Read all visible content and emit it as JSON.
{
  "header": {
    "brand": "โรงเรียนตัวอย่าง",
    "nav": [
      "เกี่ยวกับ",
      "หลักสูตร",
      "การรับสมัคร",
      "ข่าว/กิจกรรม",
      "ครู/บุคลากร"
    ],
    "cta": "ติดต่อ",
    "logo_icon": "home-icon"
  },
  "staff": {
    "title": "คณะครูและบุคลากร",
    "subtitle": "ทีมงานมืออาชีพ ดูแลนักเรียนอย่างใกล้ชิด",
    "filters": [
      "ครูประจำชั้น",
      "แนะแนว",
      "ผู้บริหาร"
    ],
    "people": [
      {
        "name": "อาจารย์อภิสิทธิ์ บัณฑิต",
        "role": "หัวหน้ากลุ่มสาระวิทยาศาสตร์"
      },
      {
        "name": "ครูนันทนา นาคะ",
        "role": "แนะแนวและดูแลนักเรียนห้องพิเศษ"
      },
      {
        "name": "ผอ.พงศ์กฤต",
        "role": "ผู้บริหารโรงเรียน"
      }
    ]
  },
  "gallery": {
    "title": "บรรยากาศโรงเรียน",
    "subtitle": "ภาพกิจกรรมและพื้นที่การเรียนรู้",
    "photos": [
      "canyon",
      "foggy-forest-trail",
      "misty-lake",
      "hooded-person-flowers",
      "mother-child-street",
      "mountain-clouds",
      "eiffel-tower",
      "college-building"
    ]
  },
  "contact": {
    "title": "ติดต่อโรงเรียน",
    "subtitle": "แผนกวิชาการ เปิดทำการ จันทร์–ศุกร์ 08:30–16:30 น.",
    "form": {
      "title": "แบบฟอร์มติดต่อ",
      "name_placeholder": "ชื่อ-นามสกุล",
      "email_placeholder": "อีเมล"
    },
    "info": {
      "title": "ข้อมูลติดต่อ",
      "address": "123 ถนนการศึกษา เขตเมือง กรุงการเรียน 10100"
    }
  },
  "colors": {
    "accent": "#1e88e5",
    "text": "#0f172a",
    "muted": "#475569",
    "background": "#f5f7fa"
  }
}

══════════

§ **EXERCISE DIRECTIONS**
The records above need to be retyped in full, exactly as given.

§ **SOLUTION TO THIS PROBLEM**
Read all visible content and emit it as JSON.
{
  "header": {
    "brand": "โรงเรียนตัวอย่าง",
    "nav": [
      "เกี่ยวกับ",
      "หลักสูตร",
      "การรับสมัคร",
      "ข่าว/กิจกรรม",
      "ครู/บุคลากร"
    ],
    "cta": "ติดต่อ",
    "logo_icon": "home-icon"
  },
  "staff": {
    "title": "คณะครูและบุคลากร",
    "subtitle": "ทีมงานมืออาชีพ ดูแลนักเรียนอย่างใกล้ชิด",
    "filters": [
      "ครูประจำชั้น",
      "แนะแนว",
      "ผู้บริหาร"
    ],
    "people": [
      {
        "name": "อาจารย์อภิสิทธิ์ บัณฑิต",
        "role": "หัวหน้ากลุ่มสาระวิทยาศาสตร์"
      },
      {
        "name": "ครูนันทนา นาคะ",
        "role": "แนะแนวและดูแลนักเรียนห้องพิเศษ"
      },
      {
        "name": "ผอ.พงศ์กฤต",
        "role": "ผู้บริหารโรงเรียน"
      }
    ]
  },
  "gallery": {
    "title": "บรรยากาศโรงเรียน",
    "subtitle": "ภาพกิจกรรมและพื้นที่การเรียนรู้",
    "photos": [
      "canyon",
      "foggy-forest-trail",
      "misty-lake",
      "hooded-person-flowers",
      "mother-child-street",
      "mountain-clouds",
      "eiffel-tower",
      "college-building"
    ]
  },
  "contact": {
    "title": "ติดต่อโรงเรียน",
    "subtitle": "แผนกวิชาการ เปิดทำการ จันทร์–ศุกร์ 08:30–16:30 น.",
    "form": {
      "title": "แบบฟอร์มติดต่อ",
      "name_placeholder": "ชื่อ-นามสกุล",
      "email_placeholder": "อีเมล"
    },
    "info": {
      "title": "ข้อมูลติดต่อ",
      "address": "123 ถนนการศึกษา เขตเมือง กรุงการเรียน 10100"
    }
  },
  "colors": {
    "accent": "#1e88e5",
    "text": "#0f172a",
    "muted": "#475569",
    "background": "#f5f7fa"
  }
}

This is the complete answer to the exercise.